Segment Start: GIVEN INFORMATION

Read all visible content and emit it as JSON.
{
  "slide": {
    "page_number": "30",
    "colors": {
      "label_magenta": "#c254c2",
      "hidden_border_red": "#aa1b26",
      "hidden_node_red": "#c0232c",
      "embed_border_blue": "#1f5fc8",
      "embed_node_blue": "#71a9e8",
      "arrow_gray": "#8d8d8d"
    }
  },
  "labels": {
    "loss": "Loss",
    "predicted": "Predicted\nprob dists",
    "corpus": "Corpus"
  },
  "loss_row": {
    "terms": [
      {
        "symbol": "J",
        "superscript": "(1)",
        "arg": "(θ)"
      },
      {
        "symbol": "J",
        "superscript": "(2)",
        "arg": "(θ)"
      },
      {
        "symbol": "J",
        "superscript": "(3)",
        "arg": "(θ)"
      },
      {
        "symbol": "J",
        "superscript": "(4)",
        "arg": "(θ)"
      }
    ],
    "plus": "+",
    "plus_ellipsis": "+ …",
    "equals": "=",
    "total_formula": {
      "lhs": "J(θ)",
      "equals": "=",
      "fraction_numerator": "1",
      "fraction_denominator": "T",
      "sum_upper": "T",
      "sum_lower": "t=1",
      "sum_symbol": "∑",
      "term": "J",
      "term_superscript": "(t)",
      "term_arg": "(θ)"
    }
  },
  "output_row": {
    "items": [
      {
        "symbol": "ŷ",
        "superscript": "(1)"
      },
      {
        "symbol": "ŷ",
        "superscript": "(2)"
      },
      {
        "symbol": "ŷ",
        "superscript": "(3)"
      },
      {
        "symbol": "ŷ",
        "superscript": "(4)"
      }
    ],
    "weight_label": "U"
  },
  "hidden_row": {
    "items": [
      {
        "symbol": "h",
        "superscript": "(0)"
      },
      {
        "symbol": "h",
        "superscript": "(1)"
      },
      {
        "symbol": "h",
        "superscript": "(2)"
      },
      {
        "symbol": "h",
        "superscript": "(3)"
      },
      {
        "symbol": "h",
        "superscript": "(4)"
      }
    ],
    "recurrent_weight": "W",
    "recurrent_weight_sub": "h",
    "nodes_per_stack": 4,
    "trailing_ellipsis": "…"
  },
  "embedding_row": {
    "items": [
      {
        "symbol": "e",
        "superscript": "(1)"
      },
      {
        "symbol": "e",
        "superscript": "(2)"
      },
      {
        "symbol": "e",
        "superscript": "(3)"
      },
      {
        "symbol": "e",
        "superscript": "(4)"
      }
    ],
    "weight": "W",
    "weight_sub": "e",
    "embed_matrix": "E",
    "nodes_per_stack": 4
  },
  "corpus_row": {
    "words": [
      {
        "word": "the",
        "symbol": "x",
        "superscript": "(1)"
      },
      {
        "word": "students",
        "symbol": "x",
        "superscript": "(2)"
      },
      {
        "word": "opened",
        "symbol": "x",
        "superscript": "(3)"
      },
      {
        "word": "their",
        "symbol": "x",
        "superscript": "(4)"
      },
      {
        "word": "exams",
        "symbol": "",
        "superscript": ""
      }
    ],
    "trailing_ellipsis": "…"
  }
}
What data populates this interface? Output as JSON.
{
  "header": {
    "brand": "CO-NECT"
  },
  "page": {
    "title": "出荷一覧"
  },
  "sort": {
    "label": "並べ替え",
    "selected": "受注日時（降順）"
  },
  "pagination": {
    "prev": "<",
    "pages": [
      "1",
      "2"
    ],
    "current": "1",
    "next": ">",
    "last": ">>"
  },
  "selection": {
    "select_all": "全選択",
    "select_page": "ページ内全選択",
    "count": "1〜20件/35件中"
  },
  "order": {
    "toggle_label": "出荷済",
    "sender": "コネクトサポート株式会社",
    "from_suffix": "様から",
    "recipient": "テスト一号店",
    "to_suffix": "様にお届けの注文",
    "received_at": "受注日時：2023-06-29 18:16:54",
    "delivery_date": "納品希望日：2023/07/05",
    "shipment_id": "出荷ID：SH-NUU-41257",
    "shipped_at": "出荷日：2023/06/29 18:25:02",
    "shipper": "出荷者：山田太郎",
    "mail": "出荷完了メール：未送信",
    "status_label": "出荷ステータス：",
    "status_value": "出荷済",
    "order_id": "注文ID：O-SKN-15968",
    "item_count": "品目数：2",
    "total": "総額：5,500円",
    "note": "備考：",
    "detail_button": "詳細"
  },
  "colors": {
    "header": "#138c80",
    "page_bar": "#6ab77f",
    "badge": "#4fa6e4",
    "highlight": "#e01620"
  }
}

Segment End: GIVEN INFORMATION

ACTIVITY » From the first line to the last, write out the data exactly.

ANSWER SPACE »
Read all visible content and emit it as JSON.
{
  "slide": {
    "page_number": "30",
    "colors": {
      "label_magenta": "#c254c2",
      "hidden_border_red": "#aa1b26",
      "hidden_node_red": "#c0232c",
      "embed_border_blue": "#1f5fc8",
      "embed_node_blue": "#71a9e8",
      "arrow_gray": "#8d8d8d"
    }
  },
  "labels": {
    "loss": "Loss",
    "predicted": "Predicted\nprob dists",
    "corpus": "Corpus"
  },
  "loss_row": {
    "terms": [
      {
        "symbol": "J",
        "superscript": "(1)",
        "arg": "(θ)"
      },
      {
        "symbol": "J",
        "superscript": "(2)",
        "arg": "(θ)"
      },
      {
        "symbol": "J",
        "superscript": "(3)",
        "arg": "(θ)"
      },
      {
        "symbol": "J",
        "superscript": "(4)",
        "arg": "(θ)"
      }
    ],
    "plus": "+",
    "plus_ellipsis": "+ …",
    "equals": "=",
    "total_formula": {
      "lhs": "J(θ)",
      "equals": "=",
      "fraction_numerator": "1",
      "fraction_denominator": "T",
      "sum_upper": "T",
      "sum_lower": "t=1",
      "sum_symbol": "∑",
      "term": "J",
      "term_superscript": "(t)",
      "term_arg": "(θ)"
    }
  },
  "output_row": {
    "items": [
      {
        "symbol": "ŷ",
        "superscript": "(1)"
      },
      {
        "symbol": "ŷ",
        "superscript": "(2)"
      },
      {
        "symbol": "ŷ",
        "superscript": "(3)"
      },
      {
        "symbol": "ŷ",
        "superscript": "(4)"
      }
    ],
    "weight_label": "U"
  },
  "hidden_row": {
    "items": [
      {
        "symbol": "h",
        "superscript": "(0)"
      },
      {
        "symbol": "h",
        "superscript": "(1)"
      },
      {
        "symbol": "h",
        "superscript": "(2)"
      },
      {
        "symbol": "h",
        "superscript": "(3)"
      },
      {
        "symbol": "h",
        "superscript": "(4)"
      }
    ],
    "recurrent_weight": "W",
    "recurrent_weight_sub": "h",
    "nodes_per_stack": 4,
    "trailing_ellipsis": "…"
  },
  "embedding_row": {
    "items": [
      {
        "symbol": "e",
        "superscript": "(1)"
      },
      {
        "symbol": "e",
        "superscript": "(2)"
      },
      {
        "symbol": "e",
        "superscript": "(3)"
      },
      {
        "symbol": "e",
        "superscript": "(4)"
      }
    ],
    "weight": "W",
    "weight_sub": "e",
    "embed_matrix": "E",
    "nodes_per_stack": 4
  },
  "corpus_row": {
    "words": [
      {
        "word": "the",
        "symbol": "x",
        "superscript": "(1)"
      },
      {
        "word": "students",
        "symbol": "x",
        "superscript": "(2)"
      },
      {
        "word": "opened",
        "symbol": "x",
        "superscript": "(3)"
      },
      {
        "word": "their",
        "symbol": "x",
        "superscript": "(4)"
      },
      {
        "word": "exams",
        "symbol": "",
        "superscript": ""
      }
    ],
    "trailing_ellipsis": "…"
  }
}
What data populates this interface? Output as JSON.
{
  "header": {
    "brand": "CO-NECT"
  },
  "page": {
    "title": "出荷一覧"
  },
  "sort": {
    "label": "並べ替え",
    "selected": "受注日時（降順）"
  },
  "pagination": {
    "prev": "<",
    "pages": [
      "1",
      "2"
    ],
    "current": "1",
    "next": ">",
    "last": ">>"
  },
  "selection": {
    "select_all": "全選択",
    "select_page": "ページ内全選択",
    "count": "1〜20件/35件中"
  },
  "order": {
    "toggle_label": "出荷済",
    "sender": "コネクトサポート株式会社",
    "from_suffix": "様から",
    "recipient": "テスト一号店",
    "to_suffix": "様にお届けの注文",
    "received_at": "受注日時：2023-06-29 18:16:54",
    "delivery_date": "納品希望日：2023/07/05",
    "shipment_id": "出荷ID：SH-NUU-41257",
    "shipped_at": "出荷日：2023/06/29 18:25:02",
    "shipper": "出荷者：山田太郎",
    "mail": "出荷完了メール：未送信",
    "status_label": "出荷ステータス：",
    "status_value": "出荷済",
    "order_id": "注文ID：O-SKN-15968",
    "item_count": "品目数：2",
    "total": "総額：5,500円",
    "note": "備考：",
    "detail_button": "詳細"
  },
  "colors": {
    "header": "#138c80",
    "page_bar": "#6ab77f",
    "badge": "#4fa6e4",
    "highlight": "#e01620"
  }
}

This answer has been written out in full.